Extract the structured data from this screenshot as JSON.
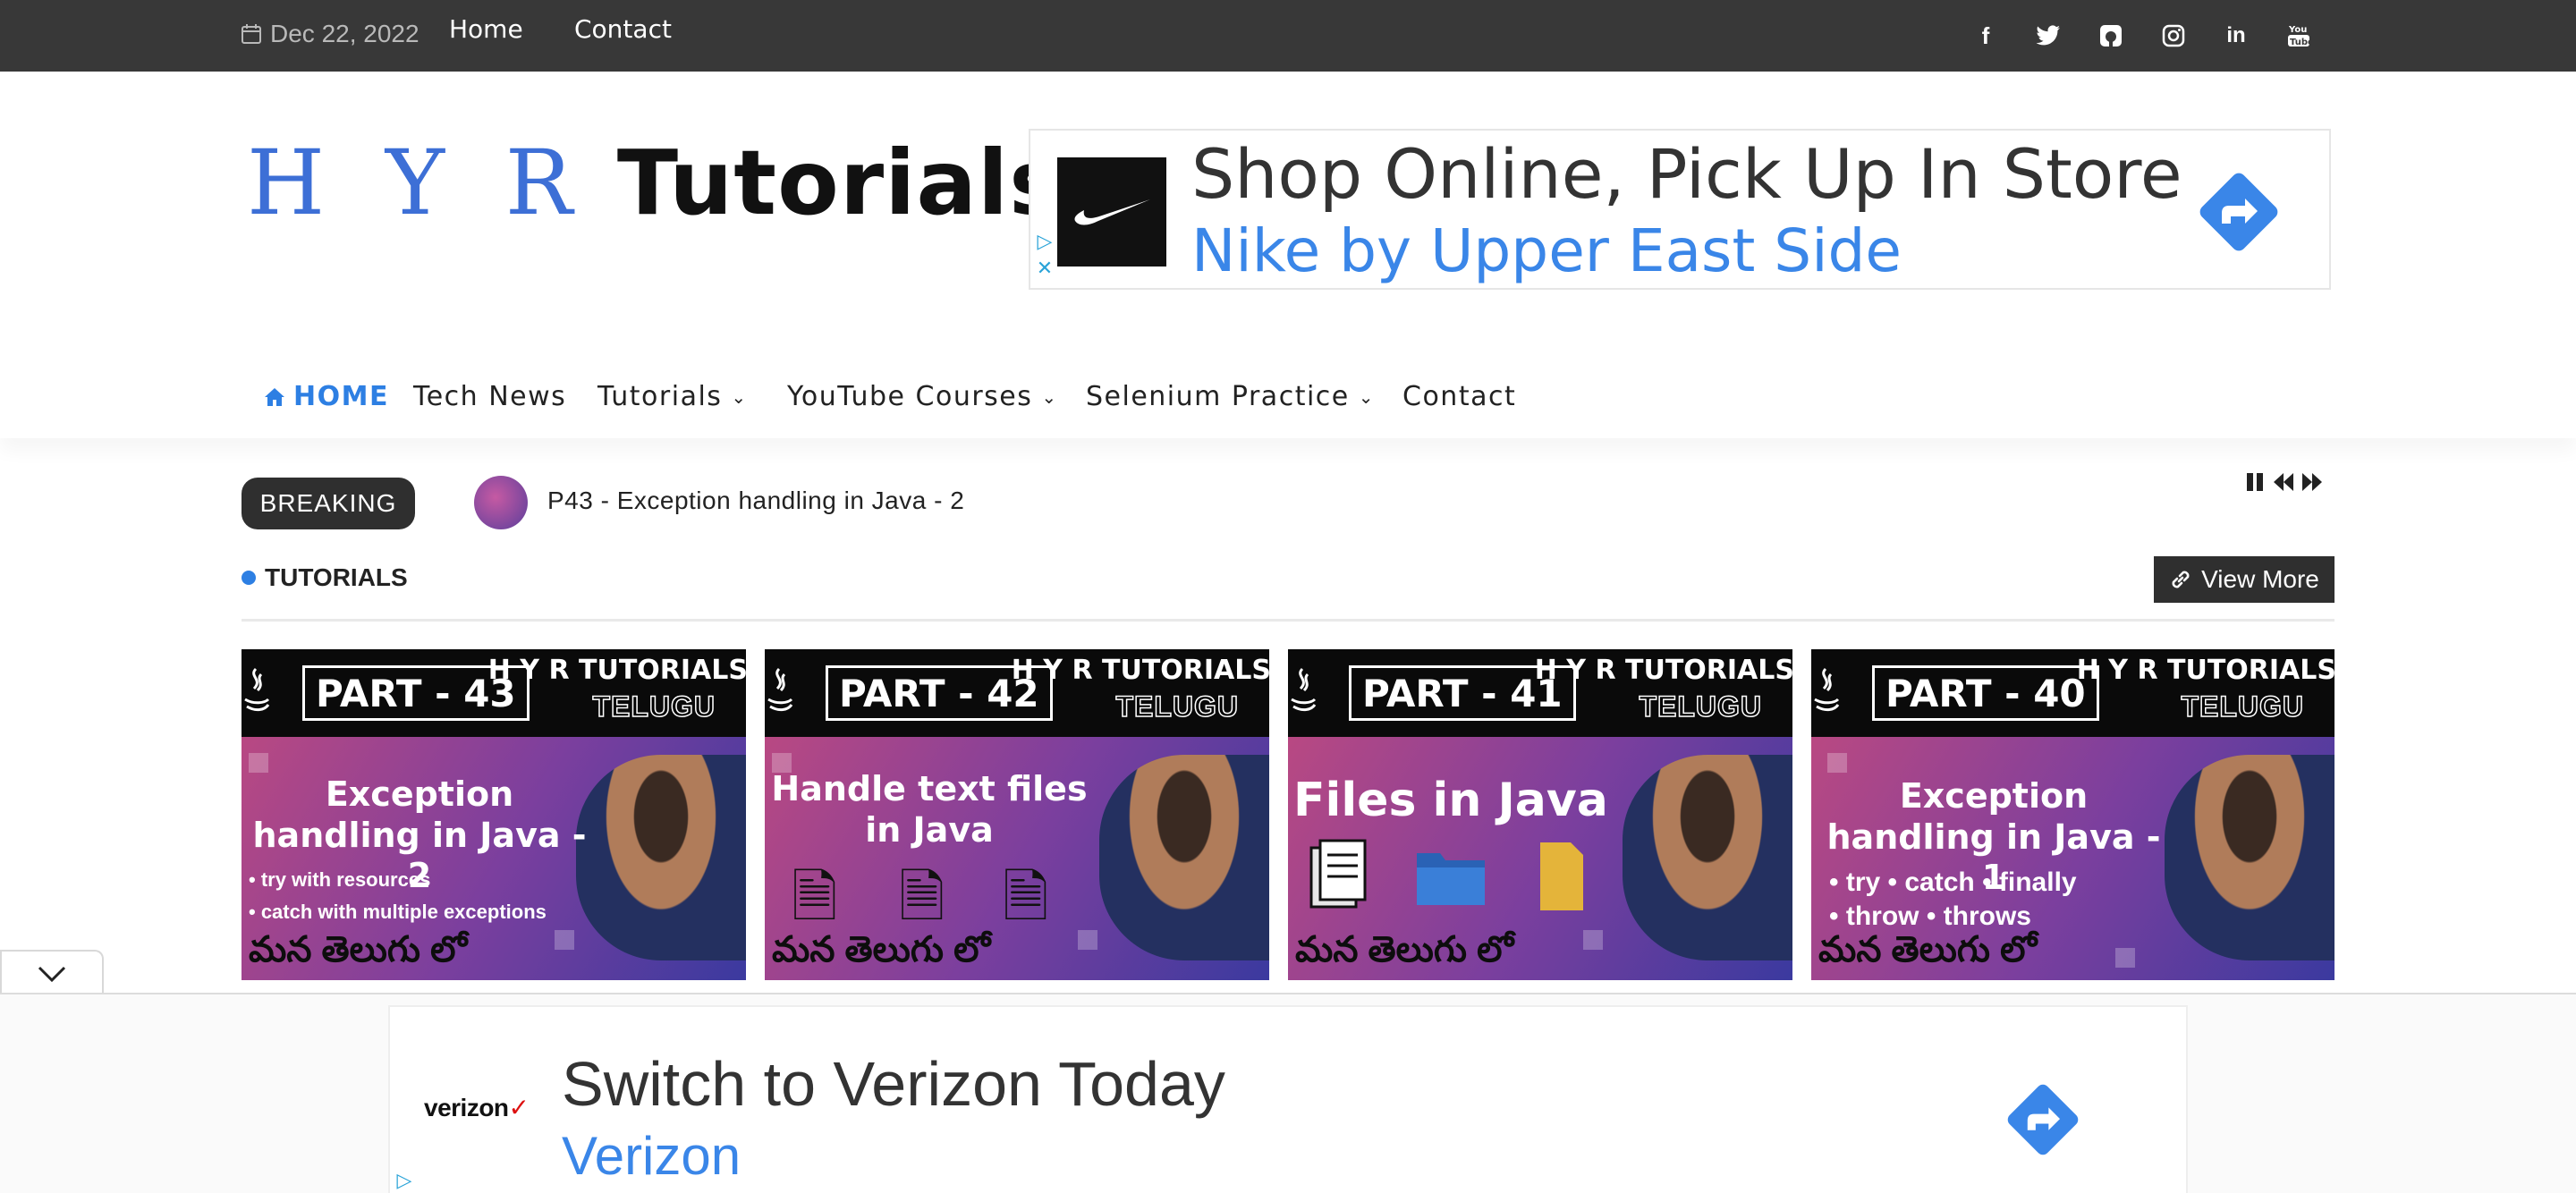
{
  "topbar": {
    "date": "Dec 22, 2022",
    "links": [
      "Home",
      "Contact"
    ],
    "social": [
      "facebook-icon",
      "twitter-icon",
      "github-icon",
      "instagram-icon",
      "linkedin-icon",
      "youtube-icon"
    ]
  },
  "logo": {
    "part1": "H Y R",
    "part2": "Tutorials"
  },
  "ad_top": {
    "headline": "Shop Online, Pick Up In Store",
    "advertiser": "Nike by Upper East Side"
  },
  "nav": {
    "items": [
      {
        "label": "HOME",
        "icon": "home-icon",
        "active": true
      },
      {
        "label": "Tech News"
      },
      {
        "label": "Tutorials",
        "dropdown": true
      },
      {
        "label": "YouTube Courses",
        "dropdown": true
      },
      {
        "label": "Selenium Practice",
        "dropdown": true
      },
      {
        "label": "Contact"
      }
    ]
  },
  "breaking": {
    "label": "BREAKING",
    "text": "P43 - Exception handling in Java - 2"
  },
  "section": {
    "title": "TUTORIALS",
    "view_more": "View More"
  },
  "cards": [
    {
      "part": "PART - 43",
      "brand1": "H Y R TUTORIALS",
      "brand2": "TELUGU",
      "title": "Exception handling in Java - 2",
      "bullets": [
        "• try with resources",
        "• catch with multiple exceptions"
      ],
      "telugu": "మన తెలుగు లో"
    },
    {
      "part": "PART - 42",
      "brand1": "H Y R TUTORIALS",
      "brand2": "TELUGU",
      "title": "Handle text files in Java",
      "telugu": "మన తెలుగు లో"
    },
    {
      "part": "PART - 41",
      "brand1": "H Y R TUTORIALS",
      "brand2": "TELUGU",
      "title": "Files in Java",
      "telugu": "మన తెలుగు లో"
    },
    {
      "part": "PART - 40",
      "brand1": "H Y R TUTORIALS",
      "brand2": "TELUGU",
      "title": "Exception handling in Java - 1",
      "bullets": [
        "• try   • catch   • finally",
        "• throw  • throws"
      ],
      "telugu": "మన తెలుగు లో"
    }
  ],
  "ad_bottom": {
    "brand": "verizon",
    "brand_mark": "✓",
    "headline": "Switch to Verizon Today",
    "advertiser": "Verizon"
  },
  "colors": {
    "accent": "#2d7fe3",
    "topbar": "#383838",
    "ad_link": "#3a86e8"
  }
}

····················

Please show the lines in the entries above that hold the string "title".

> **Result of the exercise**:
    "title": "TUTORIALS",
      "title": "Exception handling in Java - 2",
      "title": "Handle text files in Java",
      "title": "Files in Java",
      "title": "Exception handling in Java - 1",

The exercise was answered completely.